• GOAL OF THE EXERCISE
The records below are to be set down word for word, with every picture left out.

• DATASET
- Opening Delimiter -
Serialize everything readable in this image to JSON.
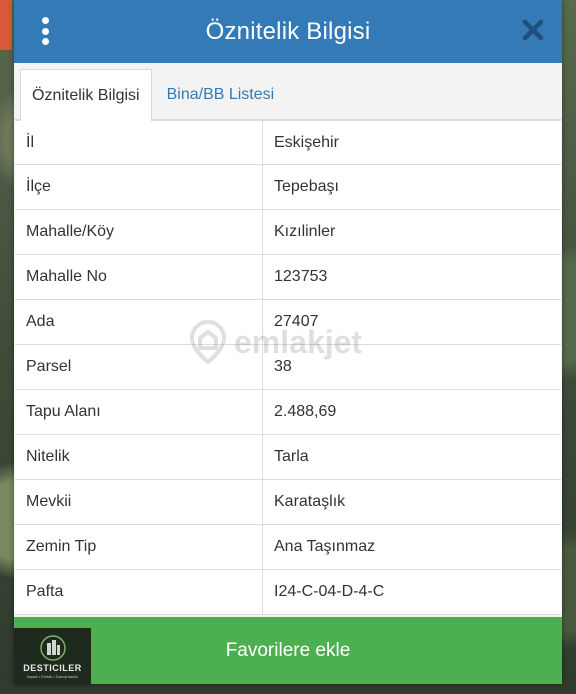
{
  "header": {
    "title": "Öznitelik Bilgisi"
  },
  "tabs": [
    {
      "label": "Öznitelik Bilgisi",
      "active": true
    },
    {
      "label": "Bina/BB Listesi",
      "active": false
    }
  ],
  "attributes": [
    {
      "key": "İl",
      "value": "Eskişehir"
    },
    {
      "key": "İlçe",
      "value": "Tepebaşı"
    },
    {
      "key": "Mahalle/Köy",
      "value": "Kızılinler"
    },
    {
      "key": "Mahalle No",
      "value": "123753"
    },
    {
      "key": "Ada",
      "value": "27407"
    },
    {
      "key": "Parsel",
      "value": "38"
    },
    {
      "key": "Tapu Alanı",
      "value": "2.488,69"
    },
    {
      "key": "Nitelik",
      "value": "Tarla"
    },
    {
      "key": "Mevkii",
      "value": "Karataşlık"
    },
    {
      "key": "Zemin Tip",
      "value": "Ana Taşınmaz"
    },
    {
      "key": "Pafta",
      "value": "I24-C-04-D-4-C"
    }
  ],
  "footer": {
    "button_label": "Favorilere ekle"
  },
  "watermark": {
    "text": "emlakjet"
  },
  "logo": {
    "name": "DESTICILER",
    "tagline": "İnşaat • Emlak • Danışmanlık"
  },
  "colors": {
    "header": "#337ab7",
    "tab_link": "#337ab7",
    "button": "#4caf50",
    "close_icon": "#1f4f7a"
  },
  "icons": [
    "menu-dots-icon",
    "close-icon",
    "location-pin-icon",
    "building-logo-icon"
  ]
}
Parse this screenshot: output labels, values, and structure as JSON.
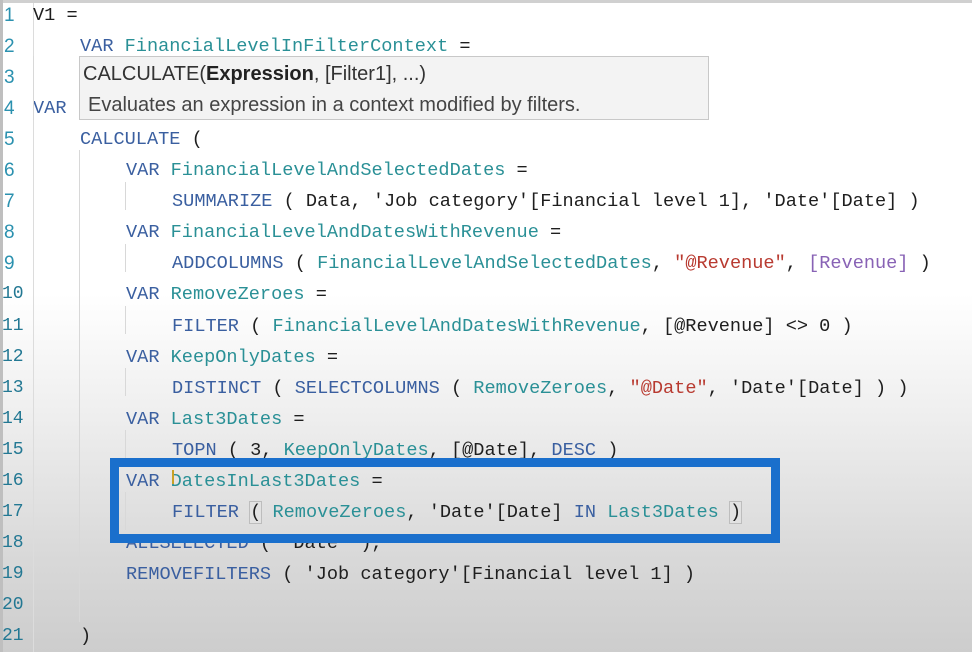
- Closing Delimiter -
• ANSWER FOR THE TASK
Serialize everything readable in this image to JSON.
{
  "header": {
    "title": "Öznitelik Bilgisi"
  },
  "tabs": [
    {
      "label": "Öznitelik Bilgisi",
      "active": true
    },
    {
      "label": "Bina/BB Listesi",
      "active": false
    }
  ],
  "attributes": [
    {
      "key": "İl",
      "value": "Eskişehir"
    },
    {
      "key": "İlçe",
      "value": "Tepebaşı"
    },
    {
      "key": "Mahalle/Köy",
      "value": "Kızılinler"
    },
    {
      "key": "Mahalle No",
      "value": "123753"
    },
    {
      "key": "Ada",
      "value": "27407"
    },
    {
      "key": "Parsel",
      "value": "38"
    },
    {
      "key": "Tapu Alanı",
      "value": "2.488,69"
    },
    {
      "key": "Nitelik",
      "value": "Tarla"
    },
    {
      "key": "Mevkii",
      "value": "Karataşlık"
    },
    {
      "key": "Zemin Tip",
      "value": "Ana Taşınmaz"
    },
    {
      "key": "Pafta",
      "value": "I24-C-04-D-4-C"
    }
  ],
  "footer": {
    "button_label": "Favorilere ekle"
  },
  "watermark": {
    "text": "emlakjet"
  },
  "logo": {
    "name": "DESTICILER",
    "tagline": "İnşaat • Emlak • Danışmanlık"
  },
  "colors": {
    "header": "#337ab7",
    "tab_link": "#337ab7",
    "button": "#4caf50",
    "close_icon": "#1f4f7a"
  },
  "icons": [
    "menu-dots-icon",
    "close-icon",
    "location-pin-icon",
    "building-logo-icon"
  ]
}
Parse this screenshot: output labels, values, and structure as JSON.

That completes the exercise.